Place your tree as deep as the height of the bare root or the container your tree was in. This way, the top of the root ball is parallel to ground level. On either side of the root, make the plant hole bigger until you reach the right diameter. Do not forget to loosen the walls of the plant hole well so that the young roots can grow through easily.
Sometimes you can't get the desired width and then you have to work depth-wise. For example, with trees in an urban environment. Make sure that you loosen the soil at the bottom of the plant hole so that the roots can penetrate the soil easily. Press the loosened soil again so that the tree does not sink any further.
Few soils are perfect. There are almost always limiting factors. A lava substrate brings a lot of air into the soil, but on the other hand does not hold moisture well. Clay soil has this property but does not drain properly. And so on.
With a soil conditioner, you overcome these limitations.
The TerraCottem soil conditioner is a balanced granular mixture of more than 20 water-containing, nutrient-rich and stimulating components.
This video illustrates how the TerraCottem soil conditioner improves a tree's chances of survival:
In a nutshell, the TerraCottem soil conditioner takes care of:
Discover all about the TerraCottem soil conditioner here.
Unfortunately, the optimisation of the subsurface is often underestimated or even forgotten. The result? Many trees die before they even get a chance to grow.
Bottom line? Look at the whole picture. Think long term.
It makes no sense to plant an expensive large tree in poor soil and in a planting hole that does not have the right dimensions.
A scenario doomed to failure. The tree dies and it costs you a lot of money to have it removed. Just think of the crane hire, the man-hours .... In short, an expensive exercise, even though you could have prevented it with thorough preparation and by investing a few euros more in a soil conditioner. Planting a tree without a thorough plan is never a good idea.
And the climate. Because when it comes to climate change, trees are our heroes.
After all, they cool down, absorb CO2, fine dust and purify the air. Trees contribute to biodiversity and embelish the environment. It's all true.
But ... it is precisely because of this climate change that trees are suffering more. In that respect, the urgency of the above steps and especially of a good soil conditioner increases. Because rising temperatures and increasing drought mean that roots need a soil that is well nourished, hydrated and structured. And that is exactly what a soil conditioner does.

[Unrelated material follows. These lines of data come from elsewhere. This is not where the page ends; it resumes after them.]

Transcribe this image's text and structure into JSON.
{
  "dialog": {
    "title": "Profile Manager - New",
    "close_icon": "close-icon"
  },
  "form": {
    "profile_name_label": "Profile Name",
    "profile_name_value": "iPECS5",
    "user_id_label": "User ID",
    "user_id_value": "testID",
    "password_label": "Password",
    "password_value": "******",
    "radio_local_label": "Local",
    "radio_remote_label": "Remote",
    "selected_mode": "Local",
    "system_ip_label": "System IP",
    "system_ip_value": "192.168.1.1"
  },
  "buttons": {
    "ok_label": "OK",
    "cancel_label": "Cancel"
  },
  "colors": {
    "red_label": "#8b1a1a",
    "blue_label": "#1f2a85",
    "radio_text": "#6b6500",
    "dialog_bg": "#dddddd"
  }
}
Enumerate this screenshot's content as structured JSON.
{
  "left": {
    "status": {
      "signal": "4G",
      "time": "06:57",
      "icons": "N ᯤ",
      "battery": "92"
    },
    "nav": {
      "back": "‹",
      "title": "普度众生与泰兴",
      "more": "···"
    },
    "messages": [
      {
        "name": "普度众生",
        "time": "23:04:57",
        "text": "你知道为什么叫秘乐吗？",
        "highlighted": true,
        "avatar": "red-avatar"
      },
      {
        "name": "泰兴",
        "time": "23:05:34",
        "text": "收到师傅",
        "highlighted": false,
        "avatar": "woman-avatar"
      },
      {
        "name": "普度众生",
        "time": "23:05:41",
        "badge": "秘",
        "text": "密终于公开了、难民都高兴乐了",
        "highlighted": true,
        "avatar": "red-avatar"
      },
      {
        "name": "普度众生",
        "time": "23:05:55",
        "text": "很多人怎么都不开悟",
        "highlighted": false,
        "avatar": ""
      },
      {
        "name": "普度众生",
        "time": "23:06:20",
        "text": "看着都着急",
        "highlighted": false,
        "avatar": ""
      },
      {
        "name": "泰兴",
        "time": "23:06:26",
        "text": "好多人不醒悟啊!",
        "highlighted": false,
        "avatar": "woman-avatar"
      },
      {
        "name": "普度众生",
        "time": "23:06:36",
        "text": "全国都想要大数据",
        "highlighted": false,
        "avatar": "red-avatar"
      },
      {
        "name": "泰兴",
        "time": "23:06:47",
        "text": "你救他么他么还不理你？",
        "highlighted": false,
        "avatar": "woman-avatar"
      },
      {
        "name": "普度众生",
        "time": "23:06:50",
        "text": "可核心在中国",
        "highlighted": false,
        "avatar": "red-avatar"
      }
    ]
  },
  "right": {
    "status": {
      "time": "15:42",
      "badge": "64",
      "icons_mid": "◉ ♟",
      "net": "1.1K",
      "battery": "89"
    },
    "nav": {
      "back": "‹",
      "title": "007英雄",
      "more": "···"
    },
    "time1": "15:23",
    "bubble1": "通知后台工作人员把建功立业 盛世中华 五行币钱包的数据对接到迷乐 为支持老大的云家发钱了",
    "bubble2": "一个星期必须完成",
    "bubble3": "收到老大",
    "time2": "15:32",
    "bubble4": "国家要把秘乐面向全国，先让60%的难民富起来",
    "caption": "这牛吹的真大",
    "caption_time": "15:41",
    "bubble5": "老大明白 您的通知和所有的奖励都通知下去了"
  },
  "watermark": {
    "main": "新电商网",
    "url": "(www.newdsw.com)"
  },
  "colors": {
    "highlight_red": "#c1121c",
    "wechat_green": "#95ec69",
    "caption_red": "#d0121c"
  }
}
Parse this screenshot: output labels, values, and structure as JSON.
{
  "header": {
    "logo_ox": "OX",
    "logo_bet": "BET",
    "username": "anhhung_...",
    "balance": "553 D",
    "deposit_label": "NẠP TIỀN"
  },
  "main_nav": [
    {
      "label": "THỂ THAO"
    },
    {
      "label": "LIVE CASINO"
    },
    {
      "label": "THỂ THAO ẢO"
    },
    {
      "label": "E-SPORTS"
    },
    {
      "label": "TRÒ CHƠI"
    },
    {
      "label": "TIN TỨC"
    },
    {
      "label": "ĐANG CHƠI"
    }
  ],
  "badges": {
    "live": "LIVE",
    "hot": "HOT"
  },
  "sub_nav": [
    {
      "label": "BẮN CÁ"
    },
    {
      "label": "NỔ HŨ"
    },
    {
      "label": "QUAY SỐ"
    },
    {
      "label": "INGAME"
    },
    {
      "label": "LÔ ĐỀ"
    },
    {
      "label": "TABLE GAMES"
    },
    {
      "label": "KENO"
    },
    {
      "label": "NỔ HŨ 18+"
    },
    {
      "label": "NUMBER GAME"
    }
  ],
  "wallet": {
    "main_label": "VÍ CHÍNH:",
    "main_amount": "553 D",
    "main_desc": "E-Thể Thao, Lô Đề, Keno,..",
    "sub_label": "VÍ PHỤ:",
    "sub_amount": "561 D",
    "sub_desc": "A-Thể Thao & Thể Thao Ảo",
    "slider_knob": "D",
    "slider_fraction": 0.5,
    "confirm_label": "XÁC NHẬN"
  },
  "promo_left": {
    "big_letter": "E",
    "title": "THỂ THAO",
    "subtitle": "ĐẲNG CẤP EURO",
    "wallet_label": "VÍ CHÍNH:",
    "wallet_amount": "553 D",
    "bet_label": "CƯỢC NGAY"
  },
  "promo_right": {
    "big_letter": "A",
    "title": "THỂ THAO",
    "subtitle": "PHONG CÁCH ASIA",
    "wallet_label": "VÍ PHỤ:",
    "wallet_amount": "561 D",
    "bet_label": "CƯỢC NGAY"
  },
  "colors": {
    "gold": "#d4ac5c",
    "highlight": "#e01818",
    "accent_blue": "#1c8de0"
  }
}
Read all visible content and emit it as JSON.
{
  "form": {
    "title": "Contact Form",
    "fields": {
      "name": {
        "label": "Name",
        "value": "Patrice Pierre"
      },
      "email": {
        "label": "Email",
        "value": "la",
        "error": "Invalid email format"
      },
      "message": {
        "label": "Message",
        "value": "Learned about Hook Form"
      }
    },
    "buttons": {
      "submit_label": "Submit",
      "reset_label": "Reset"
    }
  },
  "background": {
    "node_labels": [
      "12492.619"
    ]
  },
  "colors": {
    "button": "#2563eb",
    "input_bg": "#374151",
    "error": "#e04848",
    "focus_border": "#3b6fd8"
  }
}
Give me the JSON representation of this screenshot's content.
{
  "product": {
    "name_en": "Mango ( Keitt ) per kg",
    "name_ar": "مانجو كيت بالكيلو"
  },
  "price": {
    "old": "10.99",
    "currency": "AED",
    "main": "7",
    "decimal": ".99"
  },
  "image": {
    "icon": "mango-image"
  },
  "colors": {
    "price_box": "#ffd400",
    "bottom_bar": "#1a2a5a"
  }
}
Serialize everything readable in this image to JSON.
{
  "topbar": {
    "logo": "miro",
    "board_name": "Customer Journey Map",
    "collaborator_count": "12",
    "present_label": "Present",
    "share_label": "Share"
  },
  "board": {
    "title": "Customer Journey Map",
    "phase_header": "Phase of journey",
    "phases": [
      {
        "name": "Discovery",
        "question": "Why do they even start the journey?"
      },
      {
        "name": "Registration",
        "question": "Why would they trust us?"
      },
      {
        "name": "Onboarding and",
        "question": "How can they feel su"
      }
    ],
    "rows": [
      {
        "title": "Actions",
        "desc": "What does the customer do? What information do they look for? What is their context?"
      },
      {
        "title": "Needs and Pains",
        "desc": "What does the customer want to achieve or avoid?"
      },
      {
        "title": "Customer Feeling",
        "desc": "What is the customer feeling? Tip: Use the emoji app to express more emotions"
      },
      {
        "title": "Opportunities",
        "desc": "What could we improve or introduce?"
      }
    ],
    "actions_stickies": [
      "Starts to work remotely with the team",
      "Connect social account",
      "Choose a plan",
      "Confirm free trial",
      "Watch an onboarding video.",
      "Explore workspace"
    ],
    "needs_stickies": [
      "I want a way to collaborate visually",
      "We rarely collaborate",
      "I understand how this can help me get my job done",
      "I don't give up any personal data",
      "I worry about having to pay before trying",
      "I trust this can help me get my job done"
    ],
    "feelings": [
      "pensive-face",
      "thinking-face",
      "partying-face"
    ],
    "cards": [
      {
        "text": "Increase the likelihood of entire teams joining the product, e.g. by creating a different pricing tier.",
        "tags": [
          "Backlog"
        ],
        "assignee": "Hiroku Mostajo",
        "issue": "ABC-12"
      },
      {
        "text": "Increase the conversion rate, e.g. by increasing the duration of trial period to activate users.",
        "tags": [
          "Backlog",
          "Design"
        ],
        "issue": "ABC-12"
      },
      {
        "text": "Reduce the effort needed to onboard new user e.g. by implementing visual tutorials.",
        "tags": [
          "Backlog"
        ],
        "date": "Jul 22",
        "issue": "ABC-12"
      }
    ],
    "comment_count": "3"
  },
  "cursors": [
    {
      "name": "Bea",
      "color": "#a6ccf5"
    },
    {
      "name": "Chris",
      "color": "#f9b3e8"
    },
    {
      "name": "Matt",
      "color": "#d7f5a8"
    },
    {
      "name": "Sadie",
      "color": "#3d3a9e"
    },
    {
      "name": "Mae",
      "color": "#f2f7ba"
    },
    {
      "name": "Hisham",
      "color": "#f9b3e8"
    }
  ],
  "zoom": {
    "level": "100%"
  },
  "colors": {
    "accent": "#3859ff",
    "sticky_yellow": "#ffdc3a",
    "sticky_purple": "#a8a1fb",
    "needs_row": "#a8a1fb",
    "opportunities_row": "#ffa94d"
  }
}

In short: Get to the root of the problem. Invest in a good soil conditioner and thus protect your trees.